Work instructions
Reproduce only the lines that run from the line containing "Read all visible content and emit it as JSON." to the end of the entries below, exactly as they stand.
※
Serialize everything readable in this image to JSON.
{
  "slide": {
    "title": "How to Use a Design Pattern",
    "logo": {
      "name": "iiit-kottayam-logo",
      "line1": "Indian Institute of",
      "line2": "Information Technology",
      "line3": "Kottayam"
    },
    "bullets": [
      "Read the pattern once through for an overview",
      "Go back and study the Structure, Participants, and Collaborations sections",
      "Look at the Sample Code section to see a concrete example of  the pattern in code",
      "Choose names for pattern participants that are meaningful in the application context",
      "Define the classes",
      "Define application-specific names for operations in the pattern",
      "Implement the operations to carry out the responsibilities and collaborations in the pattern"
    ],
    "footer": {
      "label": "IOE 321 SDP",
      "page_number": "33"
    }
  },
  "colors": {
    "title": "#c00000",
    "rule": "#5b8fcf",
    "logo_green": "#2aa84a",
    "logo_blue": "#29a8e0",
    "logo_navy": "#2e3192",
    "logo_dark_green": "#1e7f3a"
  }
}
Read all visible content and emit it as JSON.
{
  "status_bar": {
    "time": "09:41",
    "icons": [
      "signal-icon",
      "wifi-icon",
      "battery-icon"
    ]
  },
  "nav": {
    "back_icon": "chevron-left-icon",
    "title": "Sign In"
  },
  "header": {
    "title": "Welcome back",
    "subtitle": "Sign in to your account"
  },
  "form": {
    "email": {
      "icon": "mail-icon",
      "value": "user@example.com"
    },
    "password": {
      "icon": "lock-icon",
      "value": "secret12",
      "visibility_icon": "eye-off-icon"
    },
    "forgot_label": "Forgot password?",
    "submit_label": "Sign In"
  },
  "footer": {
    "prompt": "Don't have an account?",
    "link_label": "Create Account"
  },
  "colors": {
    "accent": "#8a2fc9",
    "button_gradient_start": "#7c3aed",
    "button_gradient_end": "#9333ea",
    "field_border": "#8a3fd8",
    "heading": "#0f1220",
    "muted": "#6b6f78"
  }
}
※
Expected answer
Read all visible content and emit it as JSON.
{
  "status_bar": {
    "time": "09:41",
    "icons": [
      "signal-icon",
      "wifi-icon",
      "battery-icon"
    ]
  },
  "nav": {
    "back_icon": "chevron-left-icon",
    "title": "Sign In"
  },
  "header": {
    "title": "Welcome back",
    "subtitle": "Sign in to your account"
  },
  "form": {
    "email": {
      "icon": "mail-icon",
      "value": "user@example.com"
    },
    "password": {
      "icon": "lock-icon",
      "value": "secret12",
      "visibility_icon": "eye-off-icon"
    },
    "forgot_label": "Forgot password?",
    "submit_label": "Sign In"
  },
  "footer": {
    "prompt": "Don't have an account?",
    "link_label": "Create Account"
  },
  "colors": {
    "accent": "#8a2fc9",
    "button_gradient_start": "#7c3aed",
    "button_gradient_end": "#9333ea",
    "field_border": "#8a3fd8",
    "heading": "#0f1220",
    "muted": "#6b6f78"
  }
}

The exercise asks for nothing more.